◆ Raw data
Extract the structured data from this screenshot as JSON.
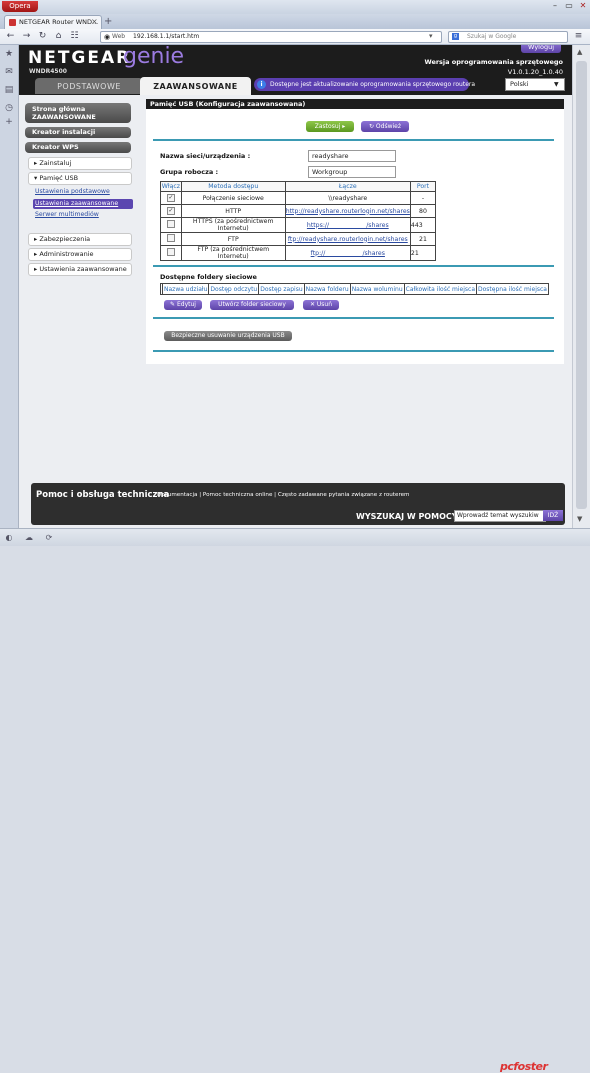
{
  "browser": {
    "menu_label": "Opera",
    "tab_title": "NETGEAR Router WND...",
    "address_mode": "Web",
    "url": "192.168.1.1/start.htm",
    "search_placeholder": "Szukaj w Google",
    "search_engine_icon": "google-icon",
    "watermark": "pcfoster"
  },
  "header": {
    "brand": "NETGEAR",
    "product": "genie",
    "model": "WNDR4500",
    "logout_label": "Wyloguj",
    "firmware_label": "Wersja oprogramowania sprzętowego",
    "firmware_version": "V1.0.1.20_1.0.40",
    "tab_basic": "PODSTAWOWE",
    "tab_advanced": "ZAAWANSOWANE",
    "update_notice": "Dostępne jest aktualizowanie oprogramowania sprzętowego routera",
    "language": "Polski"
  },
  "sidebar": {
    "home": "Strona główna ZAAWANSOWANE",
    "setup_wizard": "Kreator instalacji",
    "wps_wizard": "Kreator WPS",
    "setup": "Zainstaluj",
    "usb_storage": "Pamięć USB",
    "usb_sub": [
      "Ustawienia podstawowe",
      "Ustawienia zaawansowane",
      "Serwer multimediów"
    ],
    "security": "Zabezpieczenia",
    "administration": "Administrowanie",
    "advanced_setup": "Ustawienia zaawansowane"
  },
  "main": {
    "title": "Pamięć USB (Konfiguracja zaawansowana)",
    "apply_label": "Zastosuj ▸",
    "refresh_label": "Odśwież",
    "device_name_label": "Nazwa sieci/urządzenia :",
    "device_name_value": "readyshare",
    "workgroup_label": "Grupa robocza :",
    "workgroup_value": "Workgroup",
    "shares_headers": [
      "Włącz",
      "Metoda dostępu",
      "Łącze",
      "Port"
    ],
    "shares_rows": [
      {
        "enabled": true,
        "method": "Połączenie sieciowe",
        "link": "\\\\readyshare",
        "port": "-"
      },
      {
        "enabled": true,
        "method": "HTTP",
        "link": "http://readyshare.routerlogin.net/shares",
        "port": "80"
      },
      {
        "enabled": false,
        "method": "HTTPS (za pośrednictwem Internetu)",
        "link": "https://____________/shares",
        "port": "443"
      },
      {
        "enabled": false,
        "method": "FTP",
        "link": "ftp://readyshare.routerlogin.net/shares",
        "port": "21"
      },
      {
        "enabled": false,
        "method": "FTP (za pośrednictwem Internetu)",
        "link": "ftp://____________/shares",
        "port": "21"
      }
    ],
    "folders_title": "Dostępne foldery sieciowe",
    "folders_headers": [
      "Nazwa udziału",
      "Dostęp odczytu",
      "Dostęp zapisu",
      "Nazwa folderu",
      "Nazwa woluminu",
      "Całkowita ilość miejsca",
      "Dostępna ilość miejsca"
    ],
    "edit_label": "Edytuj",
    "create_label": "Utwórz folder sieciowy",
    "delete_label": "Usuń",
    "safe_remove_label": "Bezpieczne usuwanie urządzenia USB"
  },
  "footer": {
    "title": "Pomoc i obsługa techniczna",
    "links": "Dokumentacja | Pomoc techniczna online | Często zadawane pytania związane z routerem",
    "search_label": "WYSZUKAJ W POMOCY",
    "search_placeholder": "Wprowadź temat wyszukiw",
    "go_label": "IDŹ"
  }
}
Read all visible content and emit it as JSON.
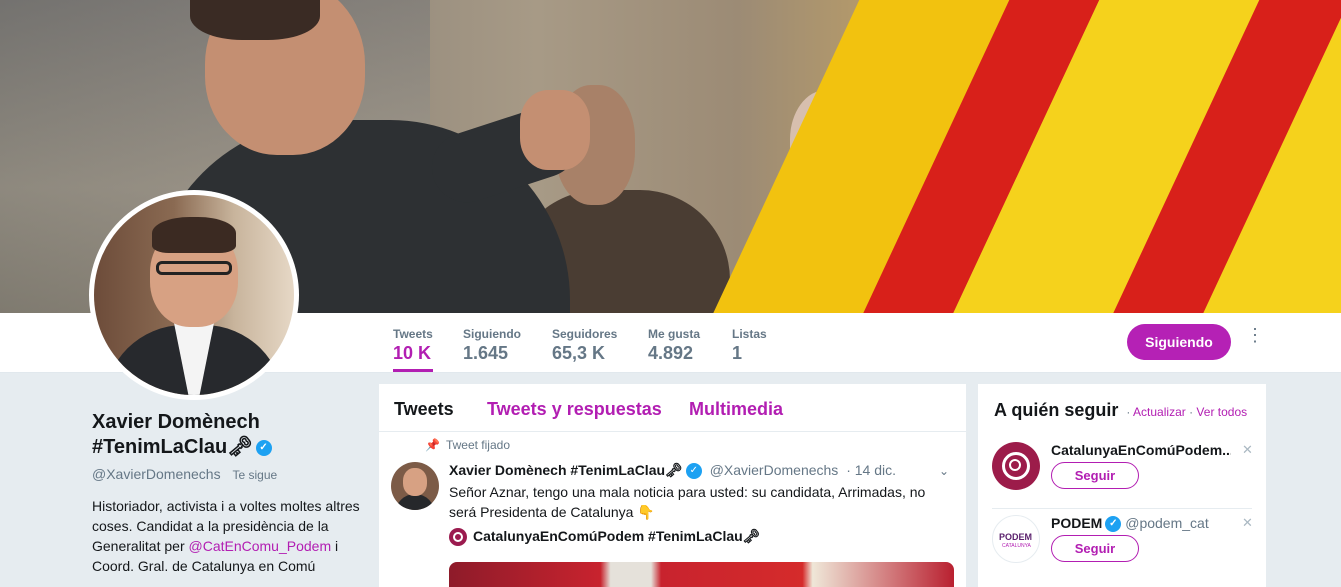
{
  "profile": {
    "name_line1": "Xavier Domènech",
    "name_line2": "#TenimLaClau🗝",
    "handle": "@XavierDomenechs",
    "follows_you": "Te sigue",
    "bio_text1": "Historiador, activista i a voltes moltes altres coses. Candidat a la presidència de la Generalitat per ",
    "bio_link": "@CatEnComu_Podem",
    "bio_text2": " i Coord. Gral. de Catalunya en Comú"
  },
  "stats": [
    {
      "label": "Tweets",
      "value": "10 K"
    },
    {
      "label": "Siguiendo",
      "value": "1.645"
    },
    {
      "label": "Seguidores",
      "value": "65,3 K"
    },
    {
      "label": "Me gusta",
      "value": "4.892"
    },
    {
      "label": "Listas",
      "value": "1"
    }
  ],
  "actions": {
    "following_label": "Siguiendo",
    "more_icon": "more-vertical-icon"
  },
  "timeline": {
    "tabs": [
      "Tweets",
      "Tweets y respuestas",
      "Multimedia"
    ],
    "pinned_label": "Tweet fijado",
    "tweet": {
      "name": "Xavier Domènech #TenimLaClau🗝",
      "handle": "@XavierDomenechs",
      "date": "· 14 dic.",
      "text": "Señor Aznar, tengo una mala noticia para usted: su candidata, Arrimadas, no será Presidenta de Catalunya 👇",
      "quote_name": "CatalunyaEnComúPodem #TenimLaClau🗝"
    }
  },
  "who_to_follow": {
    "title": "A quién seguir",
    "refresh": "Actualizar",
    "view_all": "Ver todos",
    "suggestions": [
      {
        "name": "CatalunyaEnComúPodem...",
        "handle": "",
        "button": "Seguir"
      },
      {
        "name": "PODEM",
        "handle": "@podem_cat",
        "button": "Seguir",
        "logo_text": "PODEM",
        "logo_sub": "CATALUNYA"
      }
    ]
  },
  "colors": {
    "accent": "#b21eb2",
    "verified": "#1da1f2",
    "background": "#e6ecf0"
  }
}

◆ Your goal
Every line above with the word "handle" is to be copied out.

◆ Output of the task
    "handle": "@XavierDomenechs",
      "handle": "@XavierDomenechs",
        "handle": "",
        "handle": "@podem_cat",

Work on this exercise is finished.